While the spirit of the deal was obvious, a player ecstatic to be returning to Calgary after being benched in Colorado, a Flames team happy to have him back and a Colorado GM who seemed genuinely pleased to help a young family move back to where they wanted to be, the deal was nevertheless in clear violation of the rules.
With the trade in dispute even after having been approved at the league level, the NHL was forced to come to a compromise although finding itself between a literal rock and a hard place.
The ruling today that McAmmond is indeed a Flame but in name only, ineligible to play for the remainder of the season, leaves one wondering if the NHLPA will now step up in McAmmond's defence.
Does the player have bonus clauses in his contract for games played? For goals scored? Is he being denied those bonuses through no fault of his own?
While the NHLPA is often whipped for its perceived lack of effort to avert labour Armageddon with the NHL in 2004, this is an area where it was expressly designed to step in and protect the rights of a player who is clearly in an untenable position, faced with a system that has arbitrarily ruled against his interests.
Indeed, a grievance by the NHLPA followed by a request to immediately seek an arbitration ruling on this matter wouldn't be unexpected.
Preventing the NHLPA from going forward with such an action might be the fact the waiver regulations the McAmmond trade has bent are very obviously designed to help NHLPA members from being buried in organizations forever. These rules are meant to enhance player movement, to create opportunities for the membership, which might otherwise be denied.
And so the NHLPA is in no great position itself, protesting the very rules it bargained hard to achieve and may let the matter rest as a result.
Where does the blame for this lie?

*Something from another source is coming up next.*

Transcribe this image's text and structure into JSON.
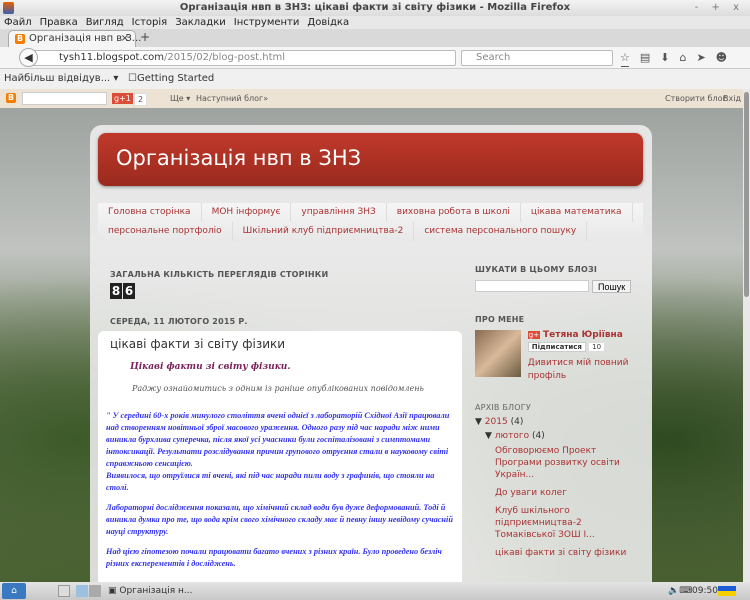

The Avs wouldn't have been dirty enough to have known about the clause and then initiated the trade anyway to get McAmmond's salary off their books? Probably not given the money involved is chump change considering the big picture. But they didn't want him back either.
The NHL could have let the deal go through and other GM's who might be impacted by the success or failure of the Flames down the stretch might have cried foul. Indeed, the NHLPA might have grieved THAT decision as well since it was in clear violation of the tenets of the CBA!!
Some are already trying to play "Pin The Tail On The Button" for this one but a GM three years into his tenure and currently in 14th place in a 15 team conference will probably be judged on other things when contract time comes up this summer.
The blame for this could easily be spread around but in the end the responsibility for the public relations nightmare has to rest at the NHL level where teams of lawyers address every trade as they happen. These are the guys and gals paid to know their stuff, even more so than the wily GM's and staffs of the respective teams, the final tripwire to catch mistakes like this.
Here's something you don't know - what percentage of trades come across the desks of NHL lawyers that are rejected for similar technical reasons? What other mistakes or what other rules are overlooked and caught by this last line of defence, the tripwire, and never reach the public eye?
Probably more than we know.
But this one got through and now the poop will hit the fan, a real mess as the length of time to solve it would suggest.
The blame for this lies with the NHL.
Is it over or will the NHLPA now step forward in McAmmond's defence?